Florida’s school grades rise against backdrop of harsh legislative session

The Florida Department of Education released school grades this week. Across the state, districts saw their grades rise with the number of schools earning A’s and B’s increasing by 20 percent. 79 percent of schools that were an F a year ago saw an increase of at least one letter grade, including Melrose Elementary in Pinellas County that went from an F to a C.

Miami-Dade County celebrated a milestone achievement: no F schools. Lake, Orange, Osceola and Seminole Counties also celebrated no F’s among their traditional schools. Charter schools earned all of the F’s in Orange County.

Hillsborough and Pinellas Counties also saw improvements.

“(Superintendent) Eakins celebrated that there are now 51 traditional A schools, up from 41, and three F schools, down from seven in 2016 and 18 in 2015. Early in his tenure, he announced plans to dramatically improve the seven Elevate schools, which all serve high-poverty communities. Miles, one of the improved schools, was in that group.

In Pinellas County, the number of A or B schools went up, and several schools improved by two letter grades. In its Transformation Zone, where low-performing schools get extra resources, three of the eight schools jumped two letter grades, including High Point Elementary in Clearwater, and Campbell Park Elementary and Melrose, both in St. Petersburg. The other five zone schools earned D’s or F’s.” Tampa Bay Times

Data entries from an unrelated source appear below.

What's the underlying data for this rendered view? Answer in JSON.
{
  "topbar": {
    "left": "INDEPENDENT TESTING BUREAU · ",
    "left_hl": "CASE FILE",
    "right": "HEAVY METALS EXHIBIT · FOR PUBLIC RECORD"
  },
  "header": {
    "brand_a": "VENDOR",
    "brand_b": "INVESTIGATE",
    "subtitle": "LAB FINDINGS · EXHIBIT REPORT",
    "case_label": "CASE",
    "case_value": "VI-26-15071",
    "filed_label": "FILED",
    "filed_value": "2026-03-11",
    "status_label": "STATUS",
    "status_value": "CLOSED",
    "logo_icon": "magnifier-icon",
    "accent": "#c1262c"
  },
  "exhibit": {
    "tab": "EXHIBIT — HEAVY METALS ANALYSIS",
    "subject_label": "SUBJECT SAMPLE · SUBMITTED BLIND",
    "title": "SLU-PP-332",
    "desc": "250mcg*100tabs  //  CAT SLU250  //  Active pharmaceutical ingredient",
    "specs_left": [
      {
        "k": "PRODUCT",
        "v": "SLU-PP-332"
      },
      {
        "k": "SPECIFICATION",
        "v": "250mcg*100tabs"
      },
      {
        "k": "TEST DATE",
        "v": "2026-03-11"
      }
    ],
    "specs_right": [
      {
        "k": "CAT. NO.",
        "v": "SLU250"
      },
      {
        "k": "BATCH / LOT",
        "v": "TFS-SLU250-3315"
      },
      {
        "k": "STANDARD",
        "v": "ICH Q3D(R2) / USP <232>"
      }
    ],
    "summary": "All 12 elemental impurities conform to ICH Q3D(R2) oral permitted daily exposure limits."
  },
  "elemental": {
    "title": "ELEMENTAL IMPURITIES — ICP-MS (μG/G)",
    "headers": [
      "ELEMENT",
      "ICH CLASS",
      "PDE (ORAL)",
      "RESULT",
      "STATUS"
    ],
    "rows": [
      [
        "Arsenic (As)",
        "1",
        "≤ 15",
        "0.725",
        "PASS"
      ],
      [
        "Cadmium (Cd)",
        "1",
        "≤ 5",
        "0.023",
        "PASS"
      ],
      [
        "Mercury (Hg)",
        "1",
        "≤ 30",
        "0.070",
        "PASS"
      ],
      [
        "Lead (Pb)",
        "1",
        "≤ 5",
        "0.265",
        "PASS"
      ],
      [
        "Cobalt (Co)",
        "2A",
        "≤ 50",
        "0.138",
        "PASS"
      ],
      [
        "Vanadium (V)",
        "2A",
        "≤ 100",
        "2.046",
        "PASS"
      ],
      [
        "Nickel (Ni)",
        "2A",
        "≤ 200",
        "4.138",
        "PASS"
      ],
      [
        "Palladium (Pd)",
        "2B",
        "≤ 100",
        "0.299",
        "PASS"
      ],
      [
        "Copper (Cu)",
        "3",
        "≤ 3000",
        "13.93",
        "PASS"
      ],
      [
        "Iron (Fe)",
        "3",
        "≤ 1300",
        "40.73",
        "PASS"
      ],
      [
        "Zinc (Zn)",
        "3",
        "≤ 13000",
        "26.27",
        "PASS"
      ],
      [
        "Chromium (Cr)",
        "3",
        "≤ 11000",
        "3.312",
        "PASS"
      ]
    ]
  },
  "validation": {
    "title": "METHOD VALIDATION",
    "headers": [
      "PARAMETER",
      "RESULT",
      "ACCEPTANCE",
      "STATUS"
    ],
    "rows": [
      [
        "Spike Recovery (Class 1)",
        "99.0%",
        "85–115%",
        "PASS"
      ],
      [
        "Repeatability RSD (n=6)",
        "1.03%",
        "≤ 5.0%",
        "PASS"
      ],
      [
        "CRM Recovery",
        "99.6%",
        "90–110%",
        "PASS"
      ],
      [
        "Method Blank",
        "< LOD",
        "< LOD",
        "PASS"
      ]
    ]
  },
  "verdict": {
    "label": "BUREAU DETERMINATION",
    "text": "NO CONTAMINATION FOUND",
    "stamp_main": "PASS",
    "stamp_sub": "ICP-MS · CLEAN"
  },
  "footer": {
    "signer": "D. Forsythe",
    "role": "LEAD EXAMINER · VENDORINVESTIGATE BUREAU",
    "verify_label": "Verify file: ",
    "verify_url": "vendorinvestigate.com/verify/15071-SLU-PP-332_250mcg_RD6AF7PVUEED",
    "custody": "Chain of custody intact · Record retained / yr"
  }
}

In the panhandle, Santa Rosa County Schools Superintendent Tim Wyrosdick celebrated the increases, as well. However, he noted that they are not accurate reflections of a school’s quality when he spoke to the Pensacola News Journal:

“The driving factor to school grades is poverty,” Wyrosdick said. “Poverty is the single-most influencing factor in a student’s success. So therefore, it’s the single-most influencing factor in a school’s success.”

Overwhelmingly, F rated schools have in excess of 75% economically disadvantaged student populations.

One must question the validity of the school grading system when 11 of the state’s “lowest 300” schools earned B’s. These schools are subject to greater scrutiny, increased Department of Education oversight and longer schools days. In addition, high school grades dipped across the state when the Department arbitrarily decided to calculate grades using last year’s data with little notice to districts. Normally, high school grades are not calculated until the fall due to a variety of factors including summer graduations. 

Public education advocates must speak up for Florida’s 2.8 million students. Click here to email your representative and senator. Urge them to make kids and their public schools a priority when they return to Tallahassee in the fall.